The Adventures of Tintin is the return of true Spielberg. I thought we’d lost him for a minute, with garbage films like Indiana Jones and the Kingdom of the Crystal Skull or even the more recent War Horse, but luckily he just took a few missteps, unlike his buddy George Lucas. Spielberg is back in full-swing and I can’t wait to see what he and Peter Jackson do with the next entry in the proposed series.
Paramount’s 1080p video transfer is nearly flawless. This is the kind of film that must be seen on a proper setup. Colors range from dusty browns to deep ocean blues, with detail extremely present and not a spot of grain. Animated films tend to look even better on Blu-Ray and Tintin fully utilizes that mindset. The film looks a lot nicer than most animated films, because of its use of lightening and eye for more realistic detail. There are still a few brief scenes that suffer from banding, but it’s so close to being perfect.
The 7.1 DTS-HD Master Audio track on the other hand is perfect. There’s not a dull second in the movie. The action-heavy scenes are full of scattered detail on every channel, while John Williams‘ musical score helps fill some of the softer scenes. Dialogue is clean and easy to understand on the front channels. Tintin is demo-worthy material.
The special features focus on the process of making the film, from animation steps to sticking to the source material. There’s a lot of good material here, but nothing is as extensive as you’d hope for. Here’s a full list below:
- Toasting Tintin: Part 1 (HD)
- The Journey to Tintin (HD)
- The World of Tintin (HD)
- The Who’s Who of Tintin (HD)
- Tintin: Conceptual Design (HD)
- Tintin: In the Volume (HD)
- Snowy: From Beginning to End (HD)
- Animating Tintin (HD)
- Tintin: The Score (HD)
- Collecting Tintin (HD)
- Toasting Tintin: Part 2 (HD)
- 3D & 2D versions of the film
- DVD Copy
- UltraViolet Digital Copy

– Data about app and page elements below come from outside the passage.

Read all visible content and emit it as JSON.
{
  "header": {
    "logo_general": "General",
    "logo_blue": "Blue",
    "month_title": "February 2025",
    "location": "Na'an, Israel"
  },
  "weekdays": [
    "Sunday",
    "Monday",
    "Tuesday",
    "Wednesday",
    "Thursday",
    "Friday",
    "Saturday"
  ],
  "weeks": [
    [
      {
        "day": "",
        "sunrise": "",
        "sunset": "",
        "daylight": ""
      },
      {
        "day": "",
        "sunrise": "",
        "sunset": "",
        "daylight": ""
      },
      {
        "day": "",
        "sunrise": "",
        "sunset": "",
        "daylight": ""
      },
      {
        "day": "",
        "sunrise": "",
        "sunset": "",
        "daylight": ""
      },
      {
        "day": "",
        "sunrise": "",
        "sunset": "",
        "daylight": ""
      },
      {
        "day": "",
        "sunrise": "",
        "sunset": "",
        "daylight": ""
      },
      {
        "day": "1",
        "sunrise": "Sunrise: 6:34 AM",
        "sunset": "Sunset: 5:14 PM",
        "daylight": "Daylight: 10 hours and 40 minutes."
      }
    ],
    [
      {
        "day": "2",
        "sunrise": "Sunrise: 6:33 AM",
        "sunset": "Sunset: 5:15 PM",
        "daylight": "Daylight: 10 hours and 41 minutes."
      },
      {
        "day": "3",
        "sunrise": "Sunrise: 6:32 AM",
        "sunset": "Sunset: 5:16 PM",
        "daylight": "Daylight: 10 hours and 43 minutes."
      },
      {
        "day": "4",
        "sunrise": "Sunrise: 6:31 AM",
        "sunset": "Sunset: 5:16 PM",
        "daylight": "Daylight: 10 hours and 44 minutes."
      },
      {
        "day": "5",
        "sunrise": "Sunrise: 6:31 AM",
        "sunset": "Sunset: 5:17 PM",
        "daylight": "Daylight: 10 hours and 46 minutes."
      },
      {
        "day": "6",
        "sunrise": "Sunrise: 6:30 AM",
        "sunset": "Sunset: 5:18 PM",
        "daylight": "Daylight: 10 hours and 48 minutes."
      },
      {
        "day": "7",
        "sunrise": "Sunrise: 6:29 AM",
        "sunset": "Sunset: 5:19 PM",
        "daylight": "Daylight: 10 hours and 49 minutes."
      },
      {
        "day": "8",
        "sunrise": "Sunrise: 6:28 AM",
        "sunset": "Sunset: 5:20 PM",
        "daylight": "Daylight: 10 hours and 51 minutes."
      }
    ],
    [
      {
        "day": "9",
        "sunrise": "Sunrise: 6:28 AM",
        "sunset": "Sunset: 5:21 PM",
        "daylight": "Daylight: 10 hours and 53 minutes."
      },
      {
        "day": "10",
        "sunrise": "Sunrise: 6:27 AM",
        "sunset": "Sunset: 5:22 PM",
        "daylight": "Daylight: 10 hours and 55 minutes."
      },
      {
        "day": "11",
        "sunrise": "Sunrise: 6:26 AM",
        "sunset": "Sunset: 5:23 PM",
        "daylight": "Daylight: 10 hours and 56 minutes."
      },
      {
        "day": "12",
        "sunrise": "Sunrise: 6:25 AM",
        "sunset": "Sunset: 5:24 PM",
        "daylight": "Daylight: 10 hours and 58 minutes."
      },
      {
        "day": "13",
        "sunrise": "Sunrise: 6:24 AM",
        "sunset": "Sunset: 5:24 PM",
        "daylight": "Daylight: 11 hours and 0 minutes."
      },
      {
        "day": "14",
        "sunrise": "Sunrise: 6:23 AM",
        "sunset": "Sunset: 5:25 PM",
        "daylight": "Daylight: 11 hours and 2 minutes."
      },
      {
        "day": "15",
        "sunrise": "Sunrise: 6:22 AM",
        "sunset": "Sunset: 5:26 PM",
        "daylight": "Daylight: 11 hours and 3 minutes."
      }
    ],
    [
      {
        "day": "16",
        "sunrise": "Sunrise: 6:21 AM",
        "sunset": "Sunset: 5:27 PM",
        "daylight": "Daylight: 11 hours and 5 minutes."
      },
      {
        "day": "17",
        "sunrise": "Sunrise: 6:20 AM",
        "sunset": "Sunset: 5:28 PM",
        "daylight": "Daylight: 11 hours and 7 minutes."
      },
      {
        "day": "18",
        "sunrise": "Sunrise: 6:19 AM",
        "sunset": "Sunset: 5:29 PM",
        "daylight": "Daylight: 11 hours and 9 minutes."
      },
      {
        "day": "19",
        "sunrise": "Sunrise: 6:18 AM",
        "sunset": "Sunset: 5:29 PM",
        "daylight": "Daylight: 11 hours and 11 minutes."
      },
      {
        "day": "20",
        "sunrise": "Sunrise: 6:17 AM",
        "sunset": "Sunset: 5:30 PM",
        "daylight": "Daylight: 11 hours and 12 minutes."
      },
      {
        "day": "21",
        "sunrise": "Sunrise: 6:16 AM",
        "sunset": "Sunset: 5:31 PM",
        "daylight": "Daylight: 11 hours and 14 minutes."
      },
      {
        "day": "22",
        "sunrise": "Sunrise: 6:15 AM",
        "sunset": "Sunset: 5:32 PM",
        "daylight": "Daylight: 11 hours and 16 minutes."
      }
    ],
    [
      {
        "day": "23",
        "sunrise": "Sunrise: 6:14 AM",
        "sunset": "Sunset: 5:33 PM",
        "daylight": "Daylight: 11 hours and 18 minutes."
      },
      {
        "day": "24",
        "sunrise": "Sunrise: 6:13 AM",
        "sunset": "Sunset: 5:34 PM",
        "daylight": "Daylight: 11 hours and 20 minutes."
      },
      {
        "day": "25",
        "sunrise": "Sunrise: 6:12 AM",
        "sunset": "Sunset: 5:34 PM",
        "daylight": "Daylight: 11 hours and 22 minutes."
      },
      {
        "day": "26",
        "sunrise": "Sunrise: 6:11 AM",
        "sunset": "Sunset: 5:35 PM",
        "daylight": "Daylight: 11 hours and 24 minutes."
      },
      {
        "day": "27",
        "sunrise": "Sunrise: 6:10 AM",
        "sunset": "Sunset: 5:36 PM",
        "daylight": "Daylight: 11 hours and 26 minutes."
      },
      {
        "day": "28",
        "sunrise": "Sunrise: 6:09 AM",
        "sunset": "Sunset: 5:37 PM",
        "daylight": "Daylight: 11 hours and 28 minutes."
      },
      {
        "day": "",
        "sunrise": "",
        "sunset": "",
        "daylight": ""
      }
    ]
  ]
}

- Digital Copy
Those looking for an action-packed adventure that is fun for all members of the family will want to snatch up the combo pack of The Adventures of Tintin pronto. Steven Spielberg‘s film is a blast to watch, in both 2D and 3D. The 3D transfer adds depth to the film, but in doing so it mutes the transfer slightly, hurting some detail and vividness of the colors. The 2D transfer on the other hand is nearly perfect, with slight banding issues. The audio track is perfect, another flawless track courtesy of Paramount.
The disc is packed with extras that detail every aspect of the production, including music, animation, the characters history and much more. To make things even better, the combo pack comes with a DVD copy of the film, an UltraViolet digital copy of the film and a basic digital copy of the film. So you can take the fun with you anywhere.
Tintin hits it out of the park as Spielberg's first attempt at a 3D animated movie. It's an adventurous film, full of action and family-fun for everyone to enjoy.